Buttigieg brings presidential campaign to Birmingham, pitching increased immigration and higher minimum wage
BIRMINGHAM — Presidential hopeful Pete Buttigieg, the Democrat mayor of South Bend, Indiana, met with community leaders in Birmingham on Wednesday morning during a discussion which was moderated by Richard Rice, an attorney in Birmingham with ties to Mayor Randall Woodfin.
The Democratic presidential candidate emphasized his support for raising the minimum wage to $15, increasing immigration to rural areas and the need to close the opportunity gap between white and black Americans.
In speaking to a gallery of Democrat-leaning community leaders from the Birmingham area, Buttigieg touted his experience “being a Democratic mayor in a Republican state.”

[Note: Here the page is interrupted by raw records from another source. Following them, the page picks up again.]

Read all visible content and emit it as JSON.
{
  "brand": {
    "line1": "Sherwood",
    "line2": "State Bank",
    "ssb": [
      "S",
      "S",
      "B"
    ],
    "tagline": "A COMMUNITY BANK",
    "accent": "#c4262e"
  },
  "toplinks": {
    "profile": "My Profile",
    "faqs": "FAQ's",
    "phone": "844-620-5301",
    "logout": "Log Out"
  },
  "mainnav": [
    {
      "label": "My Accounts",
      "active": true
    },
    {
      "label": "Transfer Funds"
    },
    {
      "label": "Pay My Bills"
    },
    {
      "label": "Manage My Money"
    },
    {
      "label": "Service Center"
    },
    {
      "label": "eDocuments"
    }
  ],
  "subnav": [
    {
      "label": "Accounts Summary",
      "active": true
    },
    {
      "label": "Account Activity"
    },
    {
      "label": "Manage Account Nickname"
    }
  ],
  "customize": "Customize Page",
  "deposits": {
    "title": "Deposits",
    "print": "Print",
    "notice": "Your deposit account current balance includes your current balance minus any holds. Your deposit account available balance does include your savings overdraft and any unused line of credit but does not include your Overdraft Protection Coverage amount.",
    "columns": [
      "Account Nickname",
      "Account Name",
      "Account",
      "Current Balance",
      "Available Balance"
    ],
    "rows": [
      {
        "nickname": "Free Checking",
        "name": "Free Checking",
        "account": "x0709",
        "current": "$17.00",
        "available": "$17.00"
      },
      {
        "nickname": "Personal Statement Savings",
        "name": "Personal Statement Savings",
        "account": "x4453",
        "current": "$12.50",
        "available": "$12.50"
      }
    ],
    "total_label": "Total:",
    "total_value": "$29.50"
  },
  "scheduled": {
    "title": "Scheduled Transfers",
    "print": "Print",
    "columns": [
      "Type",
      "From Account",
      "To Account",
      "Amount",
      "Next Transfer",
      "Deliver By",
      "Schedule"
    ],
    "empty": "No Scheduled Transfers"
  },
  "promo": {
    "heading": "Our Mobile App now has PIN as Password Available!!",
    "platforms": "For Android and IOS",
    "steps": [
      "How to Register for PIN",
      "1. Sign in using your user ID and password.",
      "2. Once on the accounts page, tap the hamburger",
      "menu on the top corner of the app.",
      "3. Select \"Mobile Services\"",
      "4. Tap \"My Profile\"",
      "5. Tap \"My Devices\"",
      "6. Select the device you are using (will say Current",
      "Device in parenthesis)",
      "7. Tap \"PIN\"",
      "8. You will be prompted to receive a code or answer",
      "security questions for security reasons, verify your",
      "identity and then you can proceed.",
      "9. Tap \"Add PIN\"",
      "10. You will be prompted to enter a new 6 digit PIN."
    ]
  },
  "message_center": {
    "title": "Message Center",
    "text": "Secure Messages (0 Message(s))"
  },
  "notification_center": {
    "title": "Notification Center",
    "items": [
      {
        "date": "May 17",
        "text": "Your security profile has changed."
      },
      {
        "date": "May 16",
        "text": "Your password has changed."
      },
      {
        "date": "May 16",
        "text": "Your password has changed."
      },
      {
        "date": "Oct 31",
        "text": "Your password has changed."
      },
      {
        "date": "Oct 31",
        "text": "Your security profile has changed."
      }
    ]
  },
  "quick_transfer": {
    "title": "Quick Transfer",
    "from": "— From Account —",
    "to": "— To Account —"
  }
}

The policy proposal Buttigieg revisited most frequently during the time members of the press were allowed in the meeting was his support of raising the federal minimum wage to $15.
“We just plain have to raise it,” he said, “I believe in the fight for $15.”

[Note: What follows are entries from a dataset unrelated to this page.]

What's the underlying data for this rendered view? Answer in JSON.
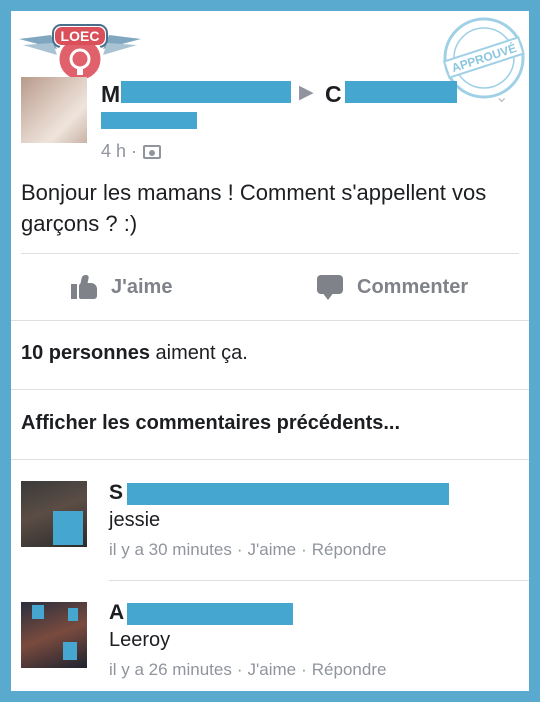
{
  "brand": {
    "logo_text": "LOEC",
    "stamp_text": "APPROUVÉ"
  },
  "post": {
    "author_initial": "M",
    "target_initial": "C",
    "separator_glyph": "▶",
    "options_glyph": "⌄",
    "time": "4 h ·",
    "text": "Bonjour les mamans ! Comment s'appellent vos garçons ? :)"
  },
  "actions": {
    "like_label": "J'aime",
    "comment_label": "Commenter"
  },
  "likes_summary": {
    "count": "10 personnes",
    "rest": " aiment ça."
  },
  "previous_comments_label": "Afficher les commentaires précédents...",
  "comments": [
    {
      "author_initial": "S",
      "text": "jessie",
      "time": "il y a 30 minutes",
      "like": "J'aime",
      "reply": "Répondre",
      "sep": "·"
    },
    {
      "author_initial": "A",
      "text": "Leeroy",
      "time": "il y a 26 minutes",
      "like": "J'aime",
      "reply": "Répondre",
      "sep": "·"
    }
  ],
  "colors": {
    "frame": "#5aa9cf",
    "redaction": "#45a7cf",
    "text": "#1c1e21",
    "muted": "#90949c",
    "icon": "#7f8389"
  }
}
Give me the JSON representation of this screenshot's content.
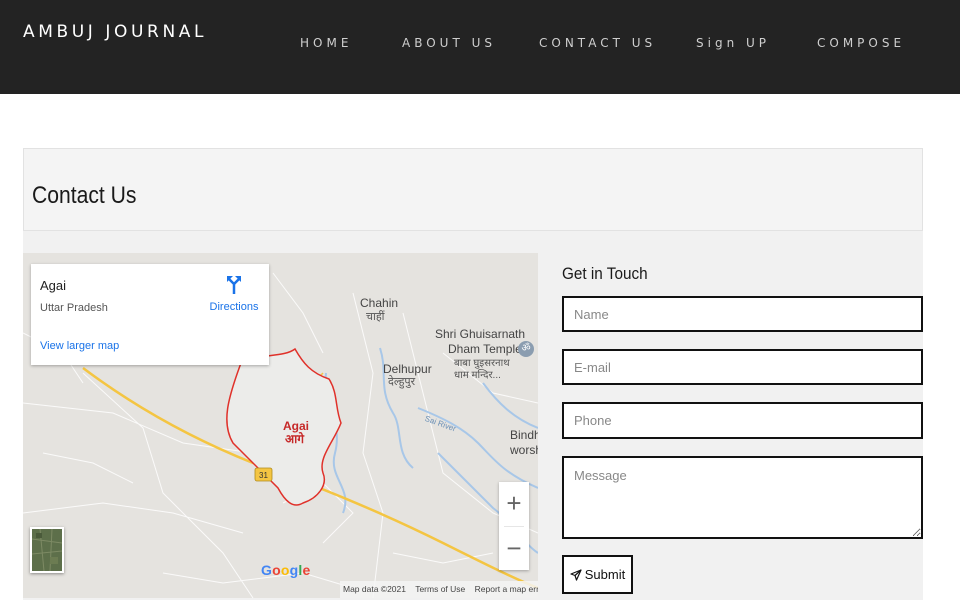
{
  "brand": "AMBUJ JOURNAL",
  "nav": [
    {
      "label": "HOME"
    },
    {
      "label": "ABOUT US"
    },
    {
      "label": "CONTACT US"
    },
    {
      "label": "Sign UP"
    },
    {
      "label": "COMPOSE"
    }
  ],
  "page": {
    "title": "Contact Us"
  },
  "map": {
    "place": "Agai",
    "region": "Uttar Pradesh",
    "directions_label": "Directions",
    "larger_map_label": "View larger map",
    "labels": {
      "chahin_en": "Chahin",
      "chahin_hi": "चाहीं",
      "temple_1": "Shri Ghuisarnath",
      "temple_2": "Dham Temple",
      "temple_hi_1": "बाबा घुइसरनाथ",
      "temple_hi_2": "धाम मन्दिर...",
      "delhupur_en": "Delhupur",
      "delhupur_hi": "देल्हुपुर",
      "sai_river": "Sai River",
      "agai_en": "Agai",
      "agai_hi": "आगे",
      "bindh_1": "Bindh",
      "bindh_2": "worsh",
      "route": "31"
    },
    "zoom_in": "+",
    "zoom_out": "−",
    "google": "Google",
    "attribution": {
      "data": "Map data ©2021",
      "terms": "Terms of Use",
      "report": "Report a map error"
    },
    "colors": {
      "boundary": "#e0312a",
      "road": "#f4c542",
      "river": "#a8c7e8",
      "land": "#e5e3df"
    }
  },
  "form": {
    "title": "Get in Touch",
    "name_placeholder": "Name",
    "email_placeholder": "E-mail",
    "phone_placeholder": "Phone",
    "message_placeholder": "Message",
    "submit_label": "Submit"
  }
}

Buttigieg cited the raising of the minimum wage as disproportionately benefitting non-white Americans. The current federal minimum wage is $7.25 per hour.

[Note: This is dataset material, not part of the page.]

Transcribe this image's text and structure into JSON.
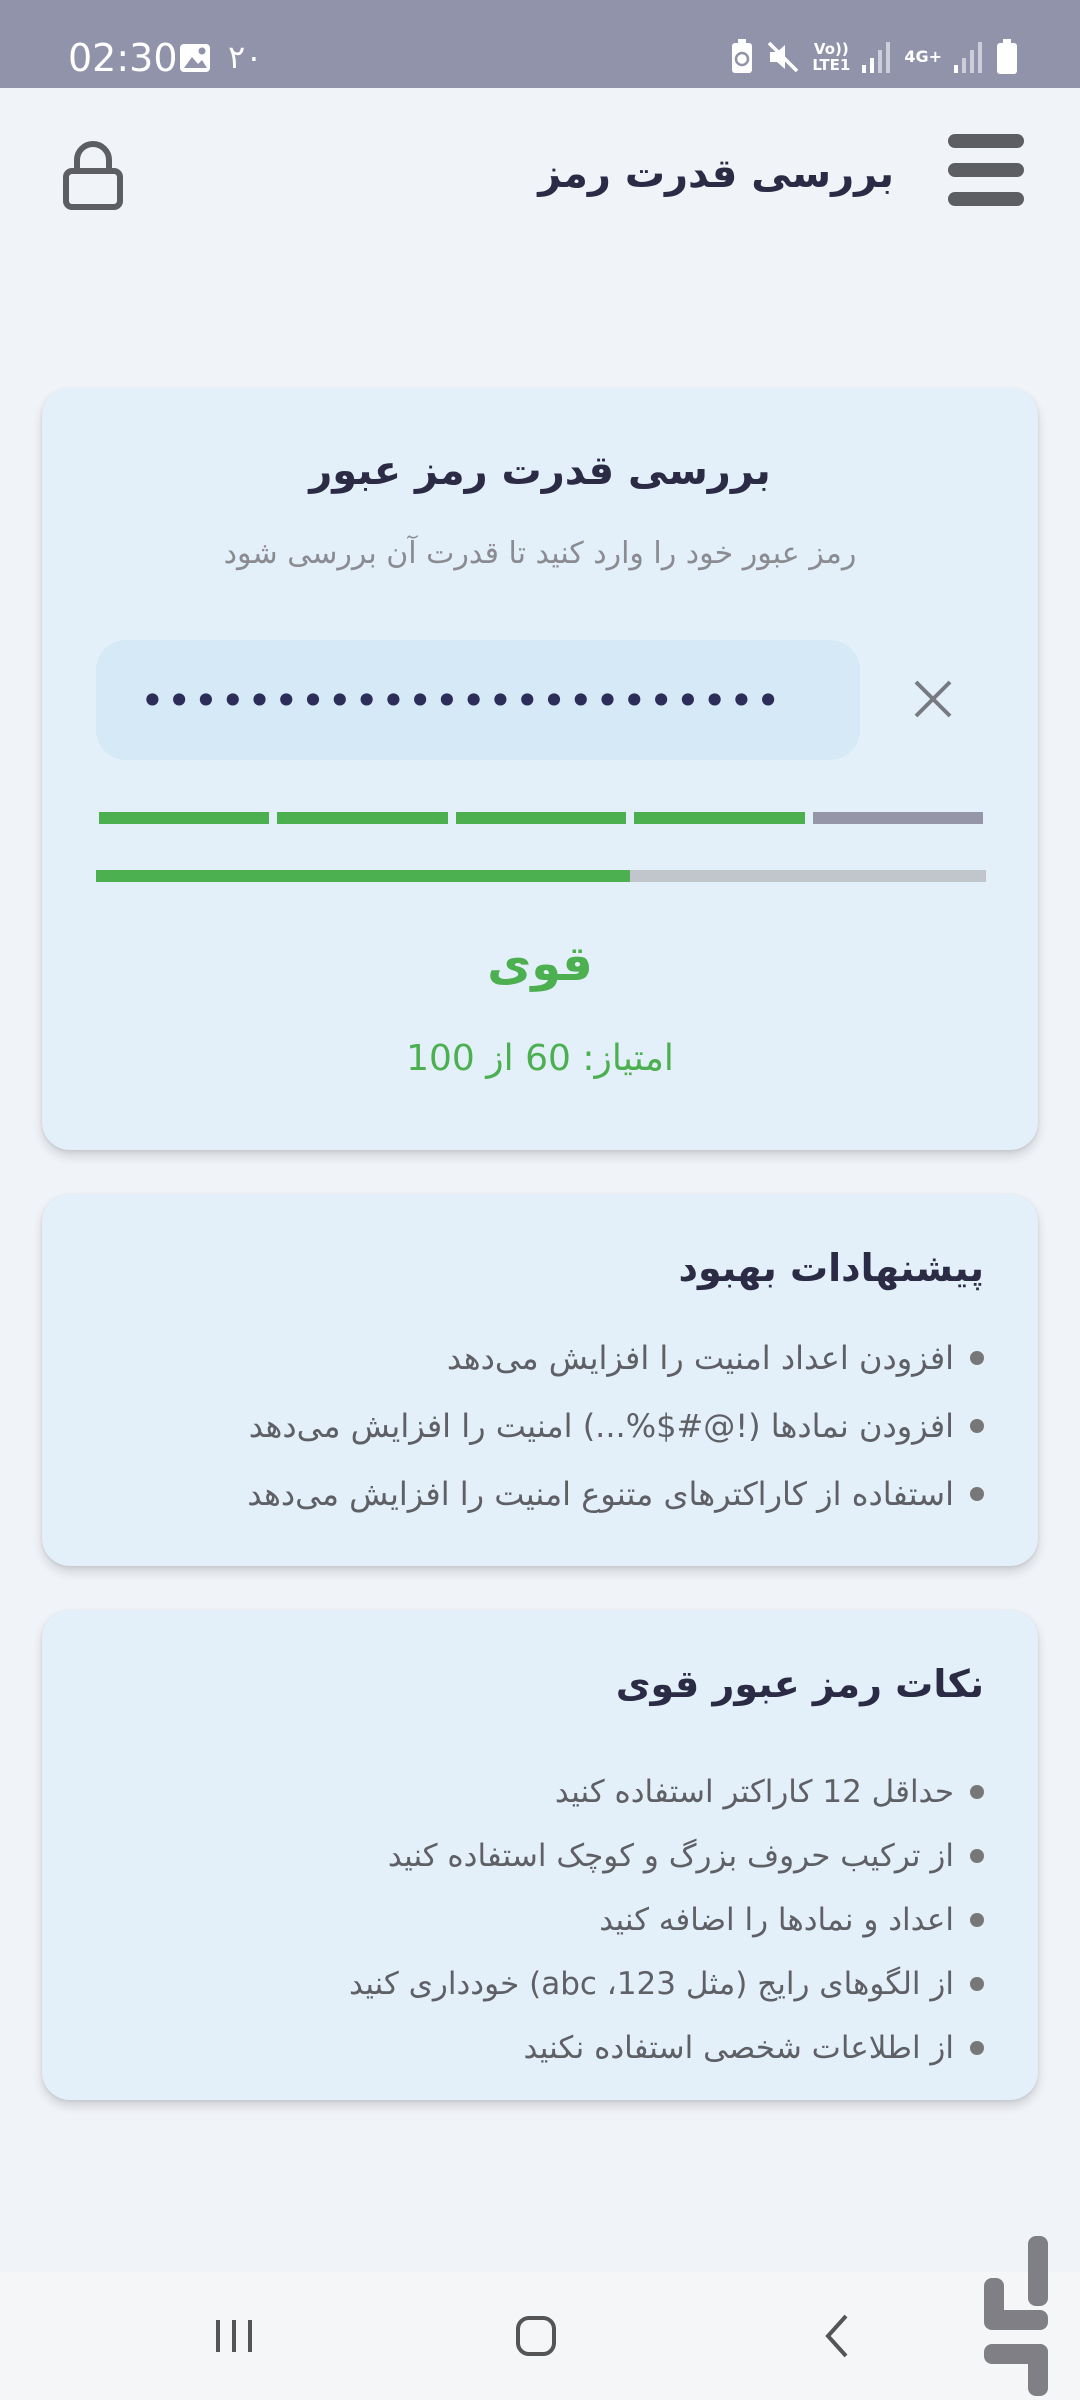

The visit to Birmingham concluded a southern swing for the Buttigieg campaign that included stops in North Carolina and South Carolina. The trip through the South comes after Buttigieg’s dearth of support among black voters was garnering increasing amounts of attention from the national press.
According to Pew Research, black Alabamians make up 54% of the state’s Democratic voters.
The Republican National Committee’s regional spokesperson, Kevin Knoth, addressed Buttigieg’s lack of support in the black community, saying in a statement to Yellowhammer, “As his disconnect with the black community continues to grow, Buttigieg lands in Alabama today where President Trump has guided the state to its lowest unemployment rate of all-time.”
The lack of black support for Buttigieg comes after new polls of the first two states to vote show him leading in Iowa and near the lead in New Hampshire, both states with largely white electorates. The first state to vote that has a significant percentage of black voters is South Carolina. A recent poll had Buttigieg in fourth with 6% of the vote there, but still at 0% with black voters in the Palmetto State.
The 37-year-old mayor received a question in Birmingham about how he would bridge plans intended for rural Americans and black Americans, which in the Alabama Black Belt are often the same people.
“If we want population growth in rural America, let’s welcome new Americans,” he said, touting his support of a visa program that would increase immigration.
Buttigieg also touted a proposed $80 billion rural broadband investment that he promises will bring high-quality internet to every American’s home, as well as citing the need for investments in rural healthcare providers.
The South Bend mayor expressed disapproval of the types of labor laws in place in Alabama.
“We need to change the direction on union membership,” he stated. “I’ve proposed we set a goal of doubling union membership in the united states by pushing back on right-to-work laws, or as I call them, right to work for less laws.”
Continuing his remarks about rural America, Buttigieg also took aim at President Donald Trump, saying, “This president has revealed he’s not that interested in supporting farmers when you look at the policies.”
State Rep. Neil Rafferty (D-Birmingham), who was in attendance, said he enjoyed “the validation of a presidential campaign” in Alabama, but said he had not made up his mind about who he was supporting.
“I’m going to learn more but I was very impressed,” he told Yellowhammer.
Caroline Kennedy, a representative for House Minority Leader Anthony Daniels (D-Huntsville), attended the event and texted Yellowhammer News her thoughts after it concluded.
“I am inspired by Mayor Pete’s acute understanding of underlying issues causing wealth and access gaps in our country and especially in Alabama,” she said, adding that she was speaking for herself and not Daniels.
Richard Rice, the Birmingham lawyer who moderated the event, was invited to the event by the Buttigieg campaign, but he left with a positive impression of the mayor.
“I’m still deciding,” he told reporters afterward when asked who had his vote, “but I’m leaning toward supporting him after this meeting.”
Jefferson County Commissioner Sheila Tyson was seated next to Buttigieg at the head of the table. She told Yellowhammer after the meeting that her mind was not made up about who to support.
“His answers to the questions I asked were interesting,” she said.
The Alabama Democratic presidential primary will be held on March 3.
Henry Thornton is a staff writer for Yellowhammer News. You can contact him by email: firstname.lastname@example.org or on Twitter @HenryThornton95.